── Data for this task

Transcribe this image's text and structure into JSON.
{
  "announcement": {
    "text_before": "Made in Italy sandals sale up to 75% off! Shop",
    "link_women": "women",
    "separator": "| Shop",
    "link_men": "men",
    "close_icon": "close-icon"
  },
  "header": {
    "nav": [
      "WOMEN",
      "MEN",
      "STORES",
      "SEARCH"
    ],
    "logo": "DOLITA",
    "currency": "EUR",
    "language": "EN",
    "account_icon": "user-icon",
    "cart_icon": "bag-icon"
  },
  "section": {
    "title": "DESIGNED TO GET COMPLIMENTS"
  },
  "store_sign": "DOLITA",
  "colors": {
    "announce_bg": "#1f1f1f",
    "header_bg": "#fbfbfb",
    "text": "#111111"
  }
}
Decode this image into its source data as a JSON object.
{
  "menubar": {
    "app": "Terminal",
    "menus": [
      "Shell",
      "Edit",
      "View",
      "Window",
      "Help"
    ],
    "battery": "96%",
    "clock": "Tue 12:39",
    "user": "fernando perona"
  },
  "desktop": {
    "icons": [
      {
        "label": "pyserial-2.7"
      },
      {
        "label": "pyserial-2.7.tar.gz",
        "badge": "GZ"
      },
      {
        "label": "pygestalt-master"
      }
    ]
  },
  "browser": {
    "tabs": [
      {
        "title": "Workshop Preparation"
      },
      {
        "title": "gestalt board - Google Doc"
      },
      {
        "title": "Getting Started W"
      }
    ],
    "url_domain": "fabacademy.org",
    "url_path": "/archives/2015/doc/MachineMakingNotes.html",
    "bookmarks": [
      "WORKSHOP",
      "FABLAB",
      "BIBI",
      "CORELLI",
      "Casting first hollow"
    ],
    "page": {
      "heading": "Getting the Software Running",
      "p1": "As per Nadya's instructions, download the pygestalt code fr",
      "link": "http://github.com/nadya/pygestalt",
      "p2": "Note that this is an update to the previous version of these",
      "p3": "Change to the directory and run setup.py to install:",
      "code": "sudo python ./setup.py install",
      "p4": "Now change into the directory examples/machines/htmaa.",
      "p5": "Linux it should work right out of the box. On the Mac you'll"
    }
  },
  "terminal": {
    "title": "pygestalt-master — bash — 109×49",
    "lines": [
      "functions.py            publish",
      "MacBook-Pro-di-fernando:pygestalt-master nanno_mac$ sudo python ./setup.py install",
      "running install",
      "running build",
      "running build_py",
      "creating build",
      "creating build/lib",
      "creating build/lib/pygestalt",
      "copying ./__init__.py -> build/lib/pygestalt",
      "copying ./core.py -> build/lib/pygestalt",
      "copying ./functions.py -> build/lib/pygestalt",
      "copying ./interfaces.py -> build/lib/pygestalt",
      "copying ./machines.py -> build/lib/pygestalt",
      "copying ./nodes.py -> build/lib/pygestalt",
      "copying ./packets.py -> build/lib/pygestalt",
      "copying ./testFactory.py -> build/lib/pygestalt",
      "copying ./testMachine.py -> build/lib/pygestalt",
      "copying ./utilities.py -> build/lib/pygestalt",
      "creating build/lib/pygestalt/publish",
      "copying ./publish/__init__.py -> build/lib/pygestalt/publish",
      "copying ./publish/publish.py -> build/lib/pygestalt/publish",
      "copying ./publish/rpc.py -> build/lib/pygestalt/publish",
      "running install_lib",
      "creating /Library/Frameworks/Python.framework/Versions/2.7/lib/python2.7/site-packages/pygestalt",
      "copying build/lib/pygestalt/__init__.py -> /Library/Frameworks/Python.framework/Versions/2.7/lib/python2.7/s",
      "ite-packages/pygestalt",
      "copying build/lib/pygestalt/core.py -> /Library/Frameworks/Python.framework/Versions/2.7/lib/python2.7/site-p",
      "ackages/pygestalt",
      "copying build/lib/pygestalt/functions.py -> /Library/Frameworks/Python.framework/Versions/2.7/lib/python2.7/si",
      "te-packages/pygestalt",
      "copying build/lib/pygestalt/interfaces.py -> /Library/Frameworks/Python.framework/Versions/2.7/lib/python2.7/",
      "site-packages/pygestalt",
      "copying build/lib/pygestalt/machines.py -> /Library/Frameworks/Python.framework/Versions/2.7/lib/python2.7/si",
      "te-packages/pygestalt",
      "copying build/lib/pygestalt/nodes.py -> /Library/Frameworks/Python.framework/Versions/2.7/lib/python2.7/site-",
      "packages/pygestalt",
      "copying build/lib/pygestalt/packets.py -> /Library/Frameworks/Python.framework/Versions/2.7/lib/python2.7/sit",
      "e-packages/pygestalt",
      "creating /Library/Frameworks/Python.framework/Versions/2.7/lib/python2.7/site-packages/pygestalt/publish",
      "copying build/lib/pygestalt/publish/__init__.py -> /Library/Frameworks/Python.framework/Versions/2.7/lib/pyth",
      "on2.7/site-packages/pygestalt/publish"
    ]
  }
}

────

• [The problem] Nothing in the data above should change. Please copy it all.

• [Written response]
Transcribe this image's text and structure into JSON.
{
  "announcement": {
    "text_before": "Made in Italy sandals sale up to 75% off! Shop",
    "link_women": "women",
    "separator": "| Shop",
    "link_men": "men",
    "close_icon": "close-icon"
  },
  "header": {
    "nav": [
      "WOMEN",
      "MEN",
      "STORES",
      "SEARCH"
    ],
    "logo": "DOLITA",
    "currency": "EUR",
    "language": "EN",
    "account_icon": "user-icon",
    "cart_icon": "bag-icon"
  },
  "section": {
    "title": "DESIGNED TO GET COMPLIMENTS"
  },
  "store_sign": "DOLITA",
  "colors": {
    "announce_bg": "#1f1f1f",
    "header_bg": "#fbfbfb",
    "text": "#111111"
  }
}
Decode this image into its source data as a JSON object.
{
  "menubar": {
    "app": "Terminal",
    "menus": [
      "Shell",
      "Edit",
      "View",
      "Window",
      "Help"
    ],
    "battery": "96%",
    "clock": "Tue 12:39",
    "user": "fernando perona"
  },
  "desktop": {
    "icons": [
      {
        "label": "pyserial-2.7"
      },
      {
        "label": "pyserial-2.7.tar.gz",
        "badge": "GZ"
      },
      {
        "label": "pygestalt-master"
      }
    ]
  },
  "browser": {
    "tabs": [
      {
        "title": "Workshop Preparation"
      },
      {
        "title": "gestalt board - Google Doc"
      },
      {
        "title": "Getting Started W"
      }
    ],
    "url_domain": "fabacademy.org",
    "url_path": "/archives/2015/doc/MachineMakingNotes.html",
    "bookmarks": [
      "WORKSHOP",
      "FABLAB",
      "BIBI",
      "CORELLI",
      "Casting first hollow"
    ],
    "page": {
      "heading": "Getting the Software Running",
      "p1": "As per Nadya's instructions, download the pygestalt code fr",
      "link": "http://github.com/nadya/pygestalt",
      "p2": "Note that this is an update to the previous version of these",
      "p3": "Change to the directory and run setup.py to install:",
      "code": "sudo python ./setup.py install",
      "p4": "Now change into the directory examples/machines/htmaa.",
      "p5": "Linux it should work right out of the box. On the Mac you'll"
    }
  },
  "terminal": {
    "title": "pygestalt-master — bash — 109×49",
    "lines": [
      "functions.py            publish",
      "MacBook-Pro-di-fernando:pygestalt-master nanno_mac$ sudo python ./setup.py install",
      "running install",
      "running build",
      "running build_py",
      "creating build",
      "creating build/lib",
      "creating build/lib/pygestalt",
      "copying ./__init__.py -> build/lib/pygestalt",
      "copying ./core.py -> build/lib/pygestalt",
      "copying ./functions.py -> build/lib/pygestalt",
      "copying ./interfaces.py -> build/lib/pygestalt",
      "copying ./machines.py -> build/lib/pygestalt",
      "copying ./nodes.py -> build/lib/pygestalt",
      "copying ./packets.py -> build/lib/pygestalt",
      "copying ./testFactory.py -> build/lib/pygestalt",
      "copying ./testMachine.py -> build/lib/pygestalt",
      "copying ./utilities.py -> build/lib/pygestalt",
      "creating build/lib/pygestalt/publish",
      "copying ./publish/__init__.py -> build/lib/pygestalt/publish",
      "copying ./publish/publish.py -> build/lib/pygestalt/publish",
      "copying ./publish/rpc.py -> build/lib/pygestalt/publish",
      "running install_lib",
      "creating /Library/Frameworks/Python.framework/Versions/2.7/lib/python2.7/site-packages/pygestalt",
      "copying build/lib/pygestalt/__init__.py -> /Library/Frameworks/Python.framework/Versions/2.7/lib/python2.7/s",
      "ite-packages/pygestalt",
      "copying build/lib/pygestalt/core.py -> /Library/Frameworks/Python.framework/Versions/2.7/lib/python2.7/site-p",
      "ackages/pygestalt",
      "copying build/lib/pygestalt/functions.py -> /Library/Frameworks/Python.framework/Versions/2.7/lib/python2.7/si",
      "te-packages/pygestalt",
      "copying build/lib/pygestalt/interfaces.py -> /Library/Frameworks/Python.framework/Versions/2.7/lib/python2.7/",
      "site-packages/pygestalt",
      "copying build/lib/pygestalt/machines.py -> /Library/Frameworks/Python.framework/Versions/2.7/lib/python2.7/si",
      "te-packages/pygestalt",
      "copying build/lib/pygestalt/nodes.py -> /Library/Frameworks/Python.framework/Versions/2.7/lib/python2.7/site-",
      "packages/pygestalt",
      "copying build/lib/pygestalt/packets.py -> /Library/Frameworks/Python.framework/Versions/2.7/lib/python2.7/sit",
      "e-packages/pygestalt",
      "creating /Library/Frameworks/Python.framework/Versions/2.7/lib/python2.7/site-packages/pygestalt/publish",
      "copying build/lib/pygestalt/publish/__init__.py -> /Library/Frameworks/Python.framework/Versions/2.7/lib/pyth",
      "on2.7/site-packages/pygestalt/publish"
    ]
  }
}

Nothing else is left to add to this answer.